A family in England are fighting to keep their sick daughter alive after a court ruled it was in the “best interests” of the seven-month-old for doctors to end any future life-saving treatments.
Indi Gregory was born with a rare mitochondrial disease and hasn’t left the hospital since she was born.
According to the CDC, those who have a mitochondrial disease have cells that do not work correctly. There are many types of mitochondrial disease, and they can affect different parts of the body.
Catch the best deals and products hand-picked by our team at Best Picks >>
Since she was born, the seven-month-old has endured two bowel operations, a shunt operation for fluid on the brain and multiple infections.
She is currently being cared for at the Queen’s Medical Centre in Nottingham.
Earlier this month, Indi’s parents Dean Gregory and Claire Staniforth were informed there would be a legal hearing to determine how their child was treated going forward.
According to campaign group Christian Concern, who is supporting Indi’s parents, the couple were only given 48 hours notice of the hearing.
Doctors at the hospital submitted a High Court application to end the little girl’s treatment, saying there was nothing more they could do to help her, as reported by the BBC.
On October 13, High Court judge Justice Robert Peel ruled that doctors could stop providing life-saving treatment to Indi, saying it was in her “best interests”.
Following the ruling, Indi’s father Dean said in a statement issued by Christian Concern that the family would be appealing the judge’s decision.
“The doctors painted a terribly bleak and negative picture of Indi’s condition during court proceedings,” he said.
“During her short life, Indi has proved everybody wrong and deserves more time and care from the National Health Service (NHS) rather than seeking to end her life as soon as possible.
“It is criminal that parents who are trying to do everything for their child in such difficult circumstances are taken to court and have to contend with the weight of the whole system coming against them.
“We know she is disabled, but you don’t just let disabled people die.
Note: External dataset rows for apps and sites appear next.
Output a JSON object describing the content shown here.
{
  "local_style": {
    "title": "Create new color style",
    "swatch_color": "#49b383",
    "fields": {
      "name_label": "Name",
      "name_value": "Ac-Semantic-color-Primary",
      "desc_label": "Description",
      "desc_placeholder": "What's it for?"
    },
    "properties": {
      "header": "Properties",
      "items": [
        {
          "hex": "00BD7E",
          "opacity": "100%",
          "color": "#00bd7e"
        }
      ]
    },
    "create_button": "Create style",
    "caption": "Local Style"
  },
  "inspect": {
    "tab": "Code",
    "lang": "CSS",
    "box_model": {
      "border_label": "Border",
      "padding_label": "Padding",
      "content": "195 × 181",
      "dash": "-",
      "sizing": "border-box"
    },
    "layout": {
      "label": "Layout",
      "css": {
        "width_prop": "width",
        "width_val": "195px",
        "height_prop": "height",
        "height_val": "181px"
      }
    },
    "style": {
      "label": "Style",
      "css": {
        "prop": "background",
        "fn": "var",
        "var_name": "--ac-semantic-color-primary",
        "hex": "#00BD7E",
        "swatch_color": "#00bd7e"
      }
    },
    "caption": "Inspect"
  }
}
We just want to give her a chance.
“I and we as a family are prepared to do whatever it takes to fight for the life of our beautiful daughter, Indi.”
On Monday, according to the BBC, the parents’ challenge was dismissed in court.
After the latest hearing, Dean still said the family would continue to fight.
Christian Concern said it would take the case to the European Court of Human Rights in Strasbourg.
In a GoFundMe set up to help support the family and their ongoing appeals, Indi’s parents wrote what was happening to their daughter was “an injustice”.
“No parent should have the stress because they are fighting for their child and then being told that you will now have to go to court to fight the disagreement,” they said.
“We are fighting not just for Indi, but for all other children with mitochondrial disease or any other disease.”
Almost $A16,000 has been raised via the fundraiser so far.
If you’d like to view this content, please adjust your .